Temporary Foreign Workers In Trouble Because Of Delayed LMOs
Temporary foreign workers’ application renewals being denied
According to this article in the Toronto Star, thousands of temporary foreign workers are in danger of having their renewal applications denied, all because of a bureaucratic hiccup.
When renewing their temporary foreign worker status, these workers must file an application to renew their temporary foreign worker permit with Citizenship and Immigration Canada. Employers must also file an LMO – Labour Market Opinion – which determines if the worker is needed in an area for their specific occupation.
Since 2006, LMOs and temporary foreign worker renewals have been processed at the same time. But while the renewals are processed quite fast, they are often ready long before an LMO is completed – resulting in a rejection.
Temporary foreign workers can still work under implied status while their application is being processed, but if it is rejected they have little choice – either pack up and leave Canada or work under the table. Many employers are unaware of the delays and do not apply for an LMO soon enough.
Employers of temporary foreign workers must apply for LMOs in advance – we can help
The best way to not encounter this problem is for employers to apply for LMOs long before the work permit renewal (and before the initial temporary foreign worker permit expires), so that the LMO is ready. Contact us using the form to the right or at the link above for assistance in applying for LMOs.
About Michael Niren

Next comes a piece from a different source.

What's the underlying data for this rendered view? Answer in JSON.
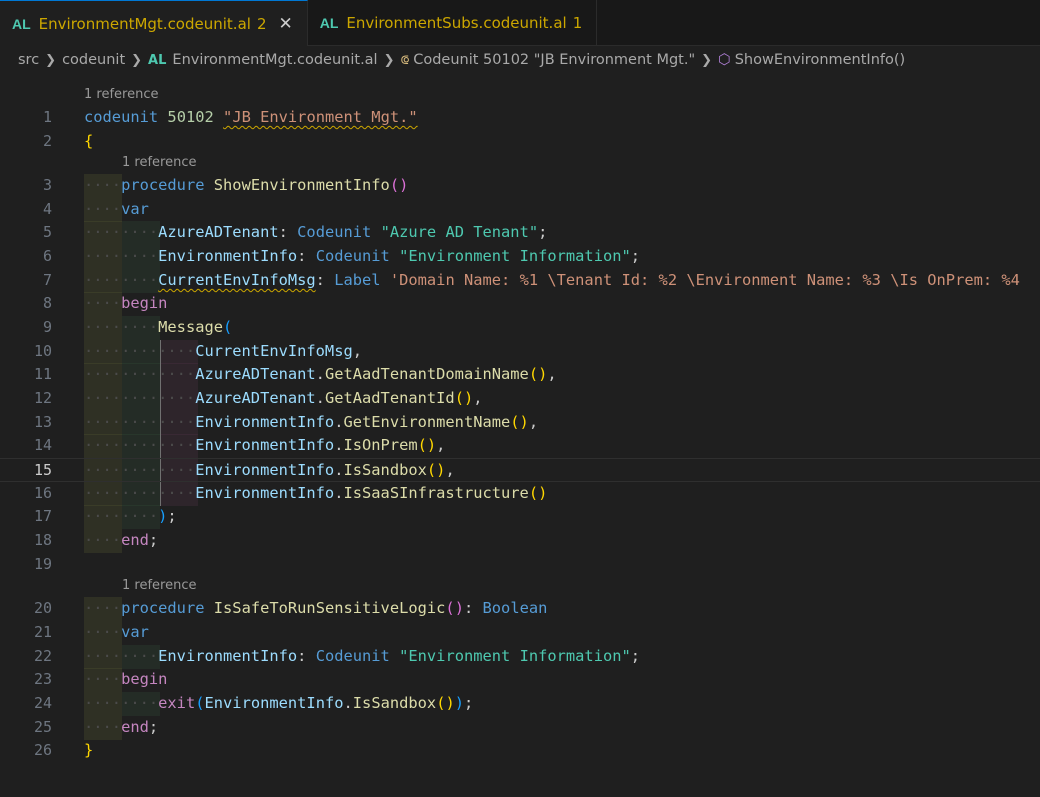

Michael is a graduate of Osgoode Hall Law School in Toronto. He is a member of the Law Society of Upper Canada, the Canadian Bar Association’s Citizenship and Immigration Section and the Associate Member of the American Bar Association. Read more
The content and comments of this blog are not legal advise and and may not be accurate or complete. If you require legal advice, contact a licensed legal practitioner directly. If you post on this blog, you assume full responsibility for disclosing your identity to the public and VisaPlace nor its affiliates are not responsible for protecting your privacy nor your identity concerning your participation in our blog and you assume any risks in participating.